How to Plaster a Wall
Plastering a wall is a job often left to the experts, but if you’re a dab hand at DIY and have a home project that you want to complete, you might be considering doing the job yourself. The good news is, it’s fairly easy to do once you know how.
To help you ensure you get the best possible finish, here at Build & Plumb, we’ve created this step-by-step guide on how to plaster a wall from start to finish.
You will need:
- Dust sheets
- Plasterers Trowel
- Plasterers Float
- Plasterers Hawk
- Plastering tape
- A bucket
- A spray bottle
- A brush and roller
1. Prep your walls and floor
Before you start plastering, you’ll need to first ensure your floors are protected with a dust sheet, and this’ll also make it easier to clean up when you’re finished. It’s also important to ensure that your walls are clear of dust and debris. Clean and wipe down your walls to make sure there’s no remaining plaster, dust or wallpaper in the way. If your walls have any obvious holes or cracks, cover them with plastering tape. If you’re plastering new plasterboard, apply tape over the joints.
2. Apply PVA glue
Next, apply a layer of PVA glue to your wall. This is necessary for bonding the plaster to the wall and will help ensure it’s all even. You’ll need to dilute your PVA first; a mix of one parts glue to four parts water is standard, but check the back to check for specific instructions. Simply roll this onto your wall using a roller. Wait for the glue to feel a bit sticky, then apply your plaster.
3. Mix the plaster
While you’re waiting for your PVA to feel tacky, mix your plaster. To do this, fill a bucket with tap water and gradually add your plaster in and whisk it until it has a thick consistency with no lumps. If you’re only pasting a small amount, you can manually mix your plaster, but if you’re covering a large area, we’d recommend using a power mixer.
Tip: Be sure to clean your mixer before the plaster sets!
4. Apply the plaster
Once your plaster is the right consistency, you’re ready to apply it to your wall. To do this, use a trowel to add a fairly small amount to your hawk board. Then, starting at the bottom left corner of your wall, use your plasters float (or a plasterers trowel) to apply it to the wall in an upwards direction. At the end of each stroke, flatten the float to make sure the plaster is smoothed down. Keep going until the plaster is evenly spread and the wall is covered.
5. Smooth out bumps
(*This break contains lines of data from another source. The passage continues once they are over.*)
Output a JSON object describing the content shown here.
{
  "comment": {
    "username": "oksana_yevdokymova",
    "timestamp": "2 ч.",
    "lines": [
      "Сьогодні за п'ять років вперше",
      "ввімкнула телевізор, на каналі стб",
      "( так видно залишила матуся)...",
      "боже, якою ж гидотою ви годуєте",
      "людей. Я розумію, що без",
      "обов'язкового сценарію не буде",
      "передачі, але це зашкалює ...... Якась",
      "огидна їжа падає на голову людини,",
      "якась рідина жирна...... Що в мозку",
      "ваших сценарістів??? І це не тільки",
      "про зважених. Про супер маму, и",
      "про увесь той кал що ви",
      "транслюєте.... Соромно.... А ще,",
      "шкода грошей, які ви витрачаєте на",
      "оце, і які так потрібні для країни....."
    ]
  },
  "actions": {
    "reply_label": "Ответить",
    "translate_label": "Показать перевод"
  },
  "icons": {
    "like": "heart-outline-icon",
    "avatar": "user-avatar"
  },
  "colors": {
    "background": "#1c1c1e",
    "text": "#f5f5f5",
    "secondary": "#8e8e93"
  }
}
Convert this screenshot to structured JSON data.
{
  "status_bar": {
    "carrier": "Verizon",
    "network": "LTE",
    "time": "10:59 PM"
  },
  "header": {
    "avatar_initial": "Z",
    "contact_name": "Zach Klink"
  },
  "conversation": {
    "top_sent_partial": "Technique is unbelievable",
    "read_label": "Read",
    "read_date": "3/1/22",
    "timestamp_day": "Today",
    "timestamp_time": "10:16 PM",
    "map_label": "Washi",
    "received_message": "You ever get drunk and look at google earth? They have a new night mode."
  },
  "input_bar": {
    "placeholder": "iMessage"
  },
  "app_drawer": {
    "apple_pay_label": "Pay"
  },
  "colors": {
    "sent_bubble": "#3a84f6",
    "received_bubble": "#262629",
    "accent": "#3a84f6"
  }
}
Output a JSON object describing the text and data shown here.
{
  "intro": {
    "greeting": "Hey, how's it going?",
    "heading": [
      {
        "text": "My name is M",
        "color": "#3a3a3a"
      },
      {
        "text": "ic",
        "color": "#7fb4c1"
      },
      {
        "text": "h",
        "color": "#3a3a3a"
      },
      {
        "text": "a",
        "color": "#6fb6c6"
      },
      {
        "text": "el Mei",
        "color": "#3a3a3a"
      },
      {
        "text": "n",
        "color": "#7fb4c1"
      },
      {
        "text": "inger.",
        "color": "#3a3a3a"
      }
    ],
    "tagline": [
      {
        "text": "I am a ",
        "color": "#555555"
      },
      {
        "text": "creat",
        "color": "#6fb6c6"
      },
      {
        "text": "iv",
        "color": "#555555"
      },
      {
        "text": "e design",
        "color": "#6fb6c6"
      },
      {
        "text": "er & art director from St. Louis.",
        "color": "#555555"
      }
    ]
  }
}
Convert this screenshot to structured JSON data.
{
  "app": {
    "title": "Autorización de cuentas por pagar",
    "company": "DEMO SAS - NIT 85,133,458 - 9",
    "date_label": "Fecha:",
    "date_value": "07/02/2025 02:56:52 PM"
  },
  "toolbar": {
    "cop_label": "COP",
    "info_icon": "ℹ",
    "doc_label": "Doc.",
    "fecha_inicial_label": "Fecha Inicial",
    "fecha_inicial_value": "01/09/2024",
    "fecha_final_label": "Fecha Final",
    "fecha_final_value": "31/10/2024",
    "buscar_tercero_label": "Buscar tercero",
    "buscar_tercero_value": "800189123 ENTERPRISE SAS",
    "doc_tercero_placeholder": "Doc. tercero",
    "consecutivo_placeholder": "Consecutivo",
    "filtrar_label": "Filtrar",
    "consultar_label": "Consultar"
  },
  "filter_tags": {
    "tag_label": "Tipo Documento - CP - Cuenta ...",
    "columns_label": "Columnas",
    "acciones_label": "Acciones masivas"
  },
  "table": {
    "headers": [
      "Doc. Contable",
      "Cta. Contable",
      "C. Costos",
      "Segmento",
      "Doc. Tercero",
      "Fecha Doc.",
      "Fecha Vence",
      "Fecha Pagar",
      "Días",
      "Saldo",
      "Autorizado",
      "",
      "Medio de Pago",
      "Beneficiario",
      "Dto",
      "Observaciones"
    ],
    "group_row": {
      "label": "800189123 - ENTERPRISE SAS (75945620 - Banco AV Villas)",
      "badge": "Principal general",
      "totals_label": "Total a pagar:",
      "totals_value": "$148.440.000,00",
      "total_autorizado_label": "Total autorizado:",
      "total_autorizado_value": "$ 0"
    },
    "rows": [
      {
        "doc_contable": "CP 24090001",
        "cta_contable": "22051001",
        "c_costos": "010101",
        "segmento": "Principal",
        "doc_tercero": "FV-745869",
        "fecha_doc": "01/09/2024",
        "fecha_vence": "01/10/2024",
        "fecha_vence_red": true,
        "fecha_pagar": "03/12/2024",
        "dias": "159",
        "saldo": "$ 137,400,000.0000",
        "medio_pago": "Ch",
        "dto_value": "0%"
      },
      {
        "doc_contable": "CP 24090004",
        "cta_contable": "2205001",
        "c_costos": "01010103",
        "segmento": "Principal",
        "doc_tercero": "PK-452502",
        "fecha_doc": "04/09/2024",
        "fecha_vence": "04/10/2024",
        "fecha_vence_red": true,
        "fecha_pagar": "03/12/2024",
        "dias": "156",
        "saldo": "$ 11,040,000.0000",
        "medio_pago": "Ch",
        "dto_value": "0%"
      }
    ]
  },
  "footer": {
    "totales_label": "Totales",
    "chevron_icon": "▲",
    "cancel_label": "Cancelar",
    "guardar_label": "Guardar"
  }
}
At this stage, wait for your wall to dry for approximately 20 minutes. Then check for any lumps and smooth out your plaster by running over it with your trowel. If the corners and the top and bottom of your wall need smoothing out, use a wet brush to even these out.
6. Apply a second layer
Next, apply your second layer of plaster. Some plasterers use a devilling float to scratch the wall in order to create a better surface for the next layer to adhere to. However, if you want to skip this step, you can – just make sure the wall is still wet before applying your next layer.
Apply your next coat just as you did the first, but be sure to make it thinner this time (approx. 2mm) by diluting it more. Once finished, leave to dry for 20 minutes.
7. Finish up
Now all that’s left to do is to make sure everything is smoothed out properly. Using a spray bottle, spritz the wall – particularly around the corner and edges again. Use your brush again on these tricky areas and a clean float to smooth any lumps. Then, leave your plaster to dry completely. After it’s dry, you might find you need to use a bit of sandpaper to buff off any remaining lumps.
Once you’ve ensured a smooth and even surface, your plaster is ready for painting or plastering! However, you must wait until it’s completely dry.
How long does plaster take to dry?
If you’ve painted onto plasterboard, it’ll take plaster approximately 2-3 days to completely dry. If you’ve used backing plaster, it’ll take around 4-6 days.
It’s important to wait about a week before painting or wallpapering onto your plaster though, to ensure it’s completely dry. To speed up the drying process, ensure your room is well ventilated, but turn off the radiators, as this can cause the plaster to crack.
A good way to tell if it’s completely dry is by checking for any dark patches. Your plaster should look light and all the same colour – any discolouration at all and you’ll know it isn’t dry.
Now you know how to plaster a wall, you can start your DIY project with confidence. Follow these steps and your walls should be finished to a professional standard.
Before you start, you may want to practice your technique on a spare sheet of plasterboard first. Refer back to these steps if you need a refresher at any stage, and remember to follow the manufacturers’ instructions on all your products, as some may differ. Find the high-quality plastering products you need to get started in our range of plastering tools and more from our full plastering range.